Analysts believe Fernandez's young supporters could play a key role over the next four years.
"After the elections, the succession fight begins within Peronism," said Mariel Fornoni, with the consulting firm Management & Fit. "New internal disputes will emerge. The challenge of politics is how to hold onto power. That's why she values loyalty so highly."
The Kirchners were young activists themselves as they cut their political teeth in the university city of La Plata.
Their cause was the leftist Peronist Youth party, and some of their comrades were directly involved in armed resistance to the 1960s junta.
La Campora is completely different. It's created by the government, with functionaries and taxpayer money and no grass roots movement to back it up, said Marcelo Larraquy, who has written several books about the last 40 years of Argentine youth movements.
Those youths challenged authority, while these profit from it, he said, adding, "It's top-down and unquestioningly repeats a script."
But other young Argentines who lack any personal connections also advocate for Fernandez's government, many using social networks to express their views. Many were directly affected by the social breakdowns of 2001, when thousands of people hit the streets to protest the currency devaluation and loan defaults that caused soaring unemployment.
"Throw them all out," was their battle cry, and politicians seemed incapable of responding.
A young woman who goes by the username "La Pipi" on her popular pro-government blog said she supported Fernandez because the Kirchners rescued the country from economic collapse. She refused to identify herself because she works for a major company and said she fears getting fired for using Twitter and her blog to challenge the opposition. She also helped to create a Facebook page where people can contribute wish lists for a second Fernandez term.

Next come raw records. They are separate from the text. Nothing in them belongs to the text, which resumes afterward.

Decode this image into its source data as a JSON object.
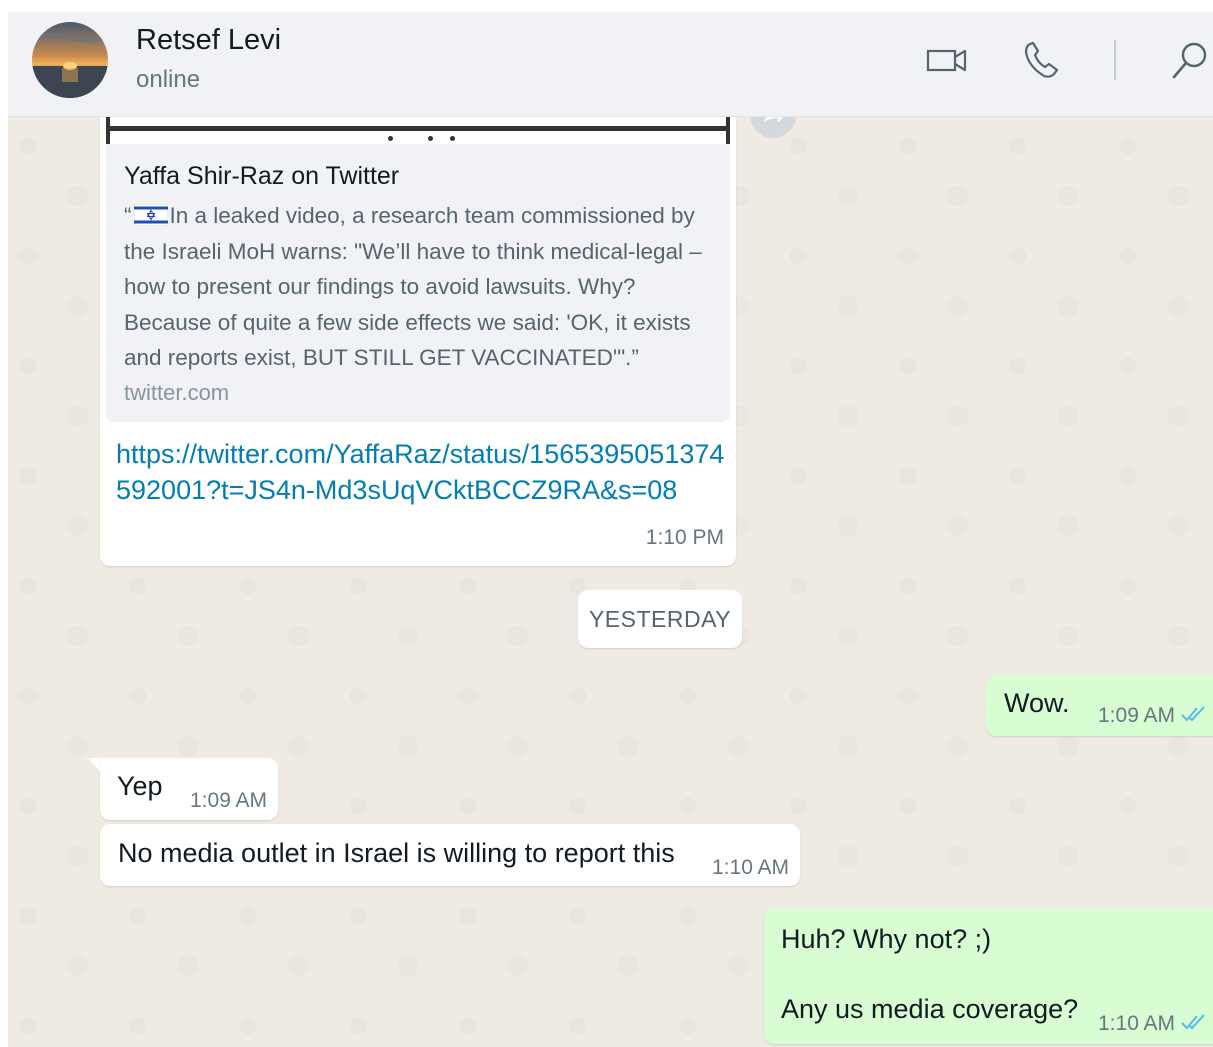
{
  "header": {
    "contact_name": "Retsef Levi",
    "status": "online",
    "icons": [
      "video-call-icon",
      "voice-call-icon",
      "search-icon"
    ]
  },
  "messages": {
    "link_preview": {
      "title": "Yaffa Shir-Raz on Twitter",
      "desc_open": "“",
      "flag_icon": "israel-flag-emoji",
      "description": "In a leaked video, a research team commissioned by the Israeli MoH warns: \"We’ll have to think medical-legal – how to present our findings to avoid lawsuits. Why? Because of quite a few side effects we said: 'OK, it exists and reports exist, BUT STILL GET VACCINATED'\".”",
      "domain": "twitter.com",
      "url": "https://twitter.com/YaffaRaz/status/1565395051374592001?t=JS4n-Md3sUqVCktBCCZ9RA&s=08",
      "time": "1:10 PM"
    },
    "date_separator": "YESTERDAY",
    "wow": {
      "text": "Wow.",
      "time": "1:09 AM"
    },
    "yep": {
      "text": "Yep",
      "time": "1:09 AM"
    },
    "no_media": {
      "text": "No media outlet in Israel is willing to report this",
      "time": "1:10 AM"
    },
    "huh": {
      "line1": "Huh? Why not? ;)",
      "line2": "Any us media coverage?",
      "time": "1:10 AM"
    }
  },
  "colors": {
    "chat_bg": "#efeae2",
    "incoming_bubble": "#ffffff",
    "outgoing_bubble": "#d9fdd3",
    "link": "#027eb5",
    "read_ticks": "#53bdeb"
  }
}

"I live in a neighborhood of poor housing and many small factories," the 36-year-old explained as she recruited other bloggers at a science fair. "And I saw how people lowered their blinds and the streets filled with young people taking drugs due to the 2001 crisis. And later I saw that people's blinds began lifting again, and the kids aren't out there anymore, but are now going to work in the factories."